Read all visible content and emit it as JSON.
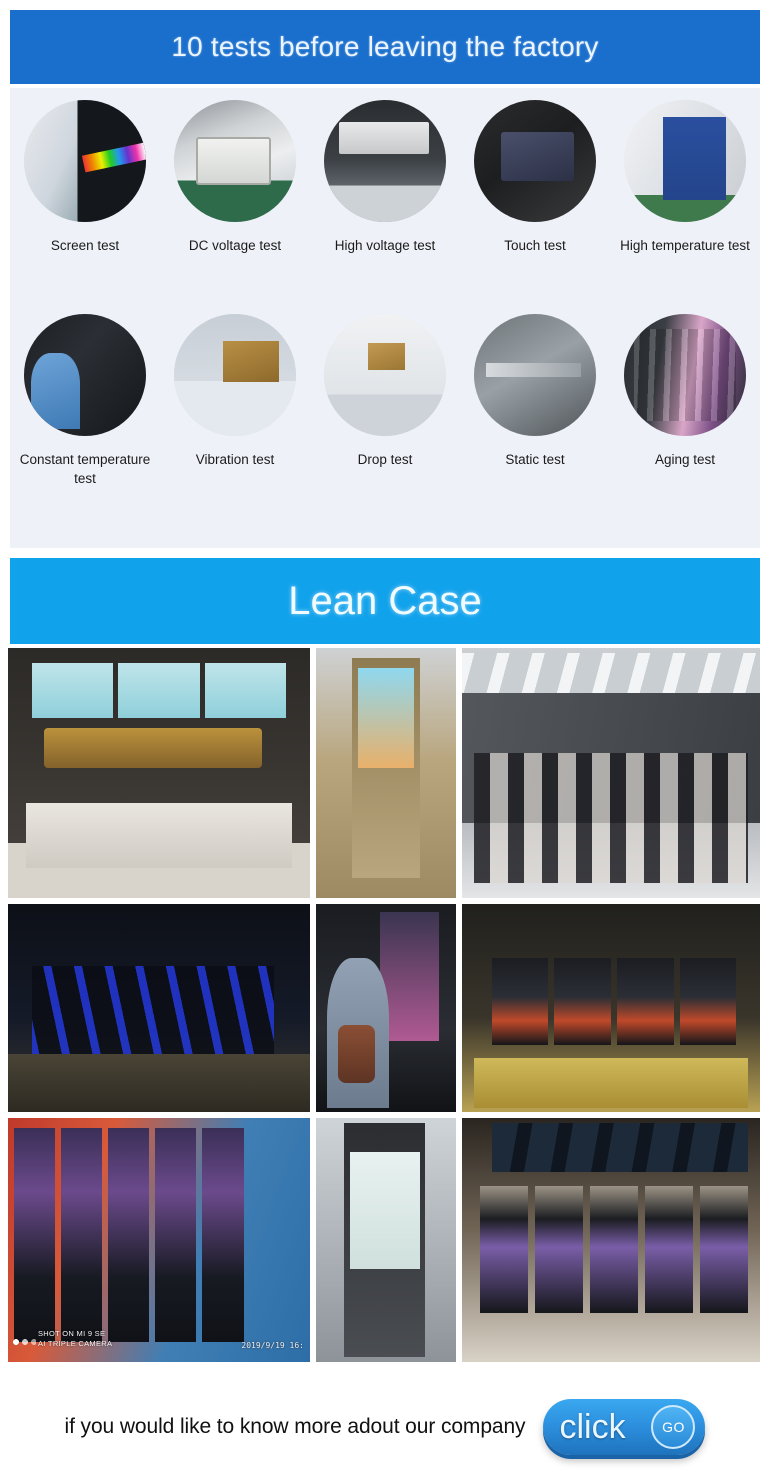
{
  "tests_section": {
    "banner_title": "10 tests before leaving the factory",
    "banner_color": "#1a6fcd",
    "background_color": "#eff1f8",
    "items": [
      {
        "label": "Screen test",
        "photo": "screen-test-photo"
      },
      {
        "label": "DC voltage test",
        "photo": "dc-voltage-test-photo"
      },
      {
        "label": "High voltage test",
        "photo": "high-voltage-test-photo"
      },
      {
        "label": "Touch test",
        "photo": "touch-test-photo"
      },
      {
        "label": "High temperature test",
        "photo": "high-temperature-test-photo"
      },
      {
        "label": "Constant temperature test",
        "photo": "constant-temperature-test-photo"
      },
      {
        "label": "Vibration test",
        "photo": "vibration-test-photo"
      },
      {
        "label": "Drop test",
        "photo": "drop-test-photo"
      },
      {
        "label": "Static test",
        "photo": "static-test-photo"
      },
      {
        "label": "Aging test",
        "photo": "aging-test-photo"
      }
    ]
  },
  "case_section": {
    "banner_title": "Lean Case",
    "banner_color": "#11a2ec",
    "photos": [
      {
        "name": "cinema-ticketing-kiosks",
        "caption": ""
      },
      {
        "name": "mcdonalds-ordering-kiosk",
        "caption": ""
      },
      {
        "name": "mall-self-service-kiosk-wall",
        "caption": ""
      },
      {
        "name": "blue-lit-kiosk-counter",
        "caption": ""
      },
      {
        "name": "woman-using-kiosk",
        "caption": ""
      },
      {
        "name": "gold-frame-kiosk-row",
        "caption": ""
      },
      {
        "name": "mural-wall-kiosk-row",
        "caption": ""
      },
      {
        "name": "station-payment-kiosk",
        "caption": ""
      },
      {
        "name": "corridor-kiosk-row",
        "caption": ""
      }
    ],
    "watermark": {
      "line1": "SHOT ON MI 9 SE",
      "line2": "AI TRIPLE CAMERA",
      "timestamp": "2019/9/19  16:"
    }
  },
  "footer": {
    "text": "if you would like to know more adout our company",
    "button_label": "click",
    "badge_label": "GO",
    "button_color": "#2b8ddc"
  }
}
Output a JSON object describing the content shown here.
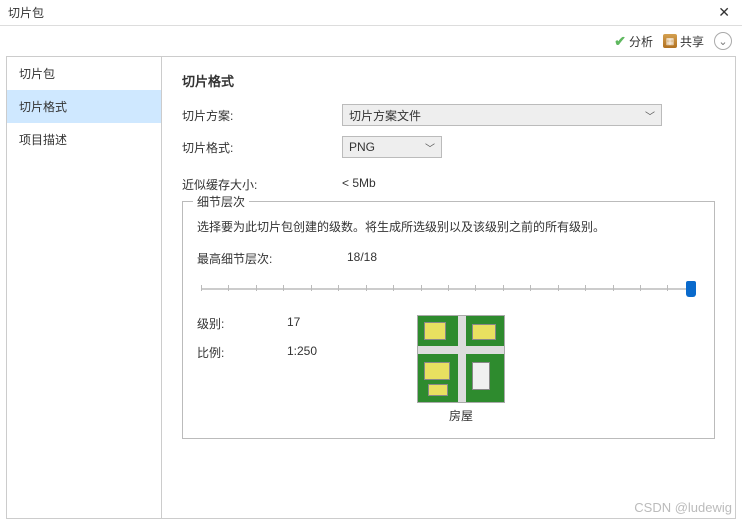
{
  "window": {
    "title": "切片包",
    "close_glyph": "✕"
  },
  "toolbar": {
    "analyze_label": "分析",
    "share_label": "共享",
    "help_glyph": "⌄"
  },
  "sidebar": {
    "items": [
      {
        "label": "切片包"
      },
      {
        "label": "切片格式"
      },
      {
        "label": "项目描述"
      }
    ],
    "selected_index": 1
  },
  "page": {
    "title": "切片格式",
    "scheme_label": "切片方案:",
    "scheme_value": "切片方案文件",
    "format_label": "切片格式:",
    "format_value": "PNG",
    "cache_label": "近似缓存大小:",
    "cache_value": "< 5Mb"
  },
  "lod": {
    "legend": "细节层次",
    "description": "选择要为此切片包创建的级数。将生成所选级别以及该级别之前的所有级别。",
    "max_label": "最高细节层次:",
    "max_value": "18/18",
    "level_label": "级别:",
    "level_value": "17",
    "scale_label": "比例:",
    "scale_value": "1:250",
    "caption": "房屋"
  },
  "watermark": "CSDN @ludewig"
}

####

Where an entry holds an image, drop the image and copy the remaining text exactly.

EXERCISE RESPONSE:
Read all visible content and emit it as JSON.
{
  "tests_section": {
    "banner_title": "10 tests before leaving the factory",
    "banner_color": "#1a6fcd",
    "background_color": "#eff1f8",
    "items": [
      {
        "label": "Screen test",
        "photo": "screen-test-photo"
      },
      {
        "label": "DC voltage test",
        "photo": "dc-voltage-test-photo"
      },
      {
        "label": "High voltage test",
        "photo": "high-voltage-test-photo"
      },
      {
        "label": "Touch test",
        "photo": "touch-test-photo"
      },
      {
        "label": "High temperature test",
        "photo": "high-temperature-test-photo"
      },
      {
        "label": "Constant temperature test",
        "photo": "constant-temperature-test-photo"
      },
      {
        "label": "Vibration test",
        "photo": "vibration-test-photo"
      },
      {
        "label": "Drop test",
        "photo": "drop-test-photo"
      },
      {
        "label": "Static test",
        "photo": "static-test-photo"
      },
      {
        "label": "Aging test",
        "photo": "aging-test-photo"
      }
    ]
  },
  "case_section": {
    "banner_title": "Lean Case",
    "banner_color": "#11a2ec",
    "photos": [
      {
        "name": "cinema-ticketing-kiosks",
        "caption": ""
      },
      {
        "name": "mcdonalds-ordering-kiosk",
        "caption": ""
      },
      {
        "name": "mall-self-service-kiosk-wall",
        "caption": ""
      },
      {
        "name": "blue-lit-kiosk-counter",
        "caption": ""
      },
      {
        "name": "woman-using-kiosk",
        "caption": ""
      },
      {
        "name": "gold-frame-kiosk-row",
        "caption": ""
      },
      {
        "name": "mural-wall-kiosk-row",
        "caption": ""
      },
      {
        "name": "station-payment-kiosk",
        "caption": ""
      },
      {
        "name": "corridor-kiosk-row",
        "caption": ""
      }
    ],
    "watermark": {
      "line1": "SHOT ON MI 9 SE",
      "line2": "AI TRIPLE CAMERA",
      "timestamp": "2019/9/19  16:"
    }
  },
  "footer": {
    "text": "if you would like to know more adout our company",
    "button_label": "click",
    "badge_label": "GO",
    "button_color": "#2b8ddc"
  }
}
Output a JSON object describing the content shown here.
{
  "window": {
    "title": "切片包",
    "close_glyph": "✕"
  },
  "toolbar": {
    "analyze_label": "分析",
    "share_label": "共享",
    "help_glyph": "⌄"
  },
  "sidebar": {
    "items": [
      {
        "label": "切片包"
      },
      {
        "label": "切片格式"
      },
      {
        "label": "项目描述"
      }
    ],
    "selected_index": 1
  },
  "page": {
    "title": "切片格式",
    "scheme_label": "切片方案:",
    "scheme_value": "切片方案文件",
    "format_label": "切片格式:",
    "format_value": "PNG",
    "cache_label": "近似缓存大小:",
    "cache_value": "< 5Mb"
  },
  "lod": {
    "legend": "细节层次",
    "description": "选择要为此切片包创建的级数。将生成所选级别以及该级别之前的所有级别。",
    "max_label": "最高细节层次:",
    "max_value": "18/18",
    "level_label": "级别:",
    "level_value": "17",
    "scale_label": "比例:",
    "scale_value": "1:250",
    "caption": "房屋"
  },
  "watermark": "CSDN @ludewig"
}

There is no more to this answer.